Atreya said...

Hmmm, I am thinking of getting the Japanese Version of the Dell PDA with the dictionaries pre-loaded. I am quite comfortable with Kanji Writing, and can guess the stroke order for most of the lvl 3 kanji at least. I am not too sure about the ones for lvl 2 and lvl 1. Since the price of the complete system at japaneselanguagetools and that of the sharp zaurus are almost the same, I am unsure about which one to buy. What would you recommend?

Either way, I have to look for an alternative to anki since there is neither a wm nor a zaurus version available.

Atreya said...

And is it advisable to upgrade to a 電子辞書 once I move on to lvl 2 and 1...

Chris Tham said...

Choosing between Windows Mobile and a Zaurus is like choosing between a PC and a Mac - ultimately it depends on the individual.

Both are good enough to use even at advanced level (after all, both are marketed to Japanese professionals!).

And if you stick to EPWING or PDIC dictionaries, you can use the same dictionaries on either.

Having said that, I would say if your only concern is Japanese and nothing else, then the Zaurus is better value. For the price, you get a 6GB hard disk with Koujien and Genius bundled in (on Windows Mobile these are additional purchases). Plus you can install the Gakken dictionary from previous models. I would say the Zaurus out of the box is a usable dictionary - on Windows Mobile you need to pay additional yen to buy Koujien and Kenkyusha.

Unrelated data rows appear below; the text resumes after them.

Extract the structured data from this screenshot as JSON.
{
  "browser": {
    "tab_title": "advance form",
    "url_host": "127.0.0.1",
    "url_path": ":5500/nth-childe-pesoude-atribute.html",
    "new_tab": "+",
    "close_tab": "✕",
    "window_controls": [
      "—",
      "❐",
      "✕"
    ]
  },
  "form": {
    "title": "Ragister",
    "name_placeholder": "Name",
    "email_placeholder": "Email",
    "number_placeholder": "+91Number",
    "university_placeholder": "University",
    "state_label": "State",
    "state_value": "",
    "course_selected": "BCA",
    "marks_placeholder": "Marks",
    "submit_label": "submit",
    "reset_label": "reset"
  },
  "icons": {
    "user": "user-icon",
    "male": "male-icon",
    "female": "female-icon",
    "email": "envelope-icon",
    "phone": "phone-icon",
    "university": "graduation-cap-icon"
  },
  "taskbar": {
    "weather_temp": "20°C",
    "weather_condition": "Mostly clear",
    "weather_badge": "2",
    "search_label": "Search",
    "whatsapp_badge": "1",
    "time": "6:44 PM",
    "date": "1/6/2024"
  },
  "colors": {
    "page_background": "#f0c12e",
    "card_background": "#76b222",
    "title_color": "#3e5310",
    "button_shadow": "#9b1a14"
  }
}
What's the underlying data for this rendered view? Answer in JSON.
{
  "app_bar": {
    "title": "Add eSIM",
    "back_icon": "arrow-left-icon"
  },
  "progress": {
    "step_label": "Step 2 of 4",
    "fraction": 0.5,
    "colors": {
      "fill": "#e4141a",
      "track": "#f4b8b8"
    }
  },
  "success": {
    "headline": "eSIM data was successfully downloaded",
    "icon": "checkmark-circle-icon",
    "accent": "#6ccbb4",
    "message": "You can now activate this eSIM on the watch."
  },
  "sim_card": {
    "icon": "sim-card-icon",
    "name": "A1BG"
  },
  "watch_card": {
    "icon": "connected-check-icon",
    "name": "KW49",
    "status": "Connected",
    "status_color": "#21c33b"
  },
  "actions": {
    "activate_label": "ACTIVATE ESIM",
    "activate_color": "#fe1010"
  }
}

Plus if you really like anki there's tomokto which is a close equivalent on Zaurus. I haven't found anything similar on Windows Mobile (still using JFC).

The main plus for Windows Mobile for me is that the handwriting recognition is more beginner friendly (it's not timed, and it allows you to pick the right character from a list - the Zaurus is more optimised for fast handwriting). Of course, there are lots more Windows Mobile apps out there so it's better value for money if you are using it for non Japanese tasks.

Good luck in your purchasing decision and I think with either you will be quite happy.

Atreya said...

Thanks for the advice! Since I am planning to the use it only for studying Japanese, the Zaurus looks promising because of toMOTko. I guess I will just get that first and then move on to getting a Japanese Tablet PC later and I am pretty sure better models will be out by the time I progress to an upper intermediate level. Is any other learning software available other than toMOTko? Thanks again for all the advice!

misha said...

This is probably a little bit late, but there's a port of Anki that works on the Zaurus: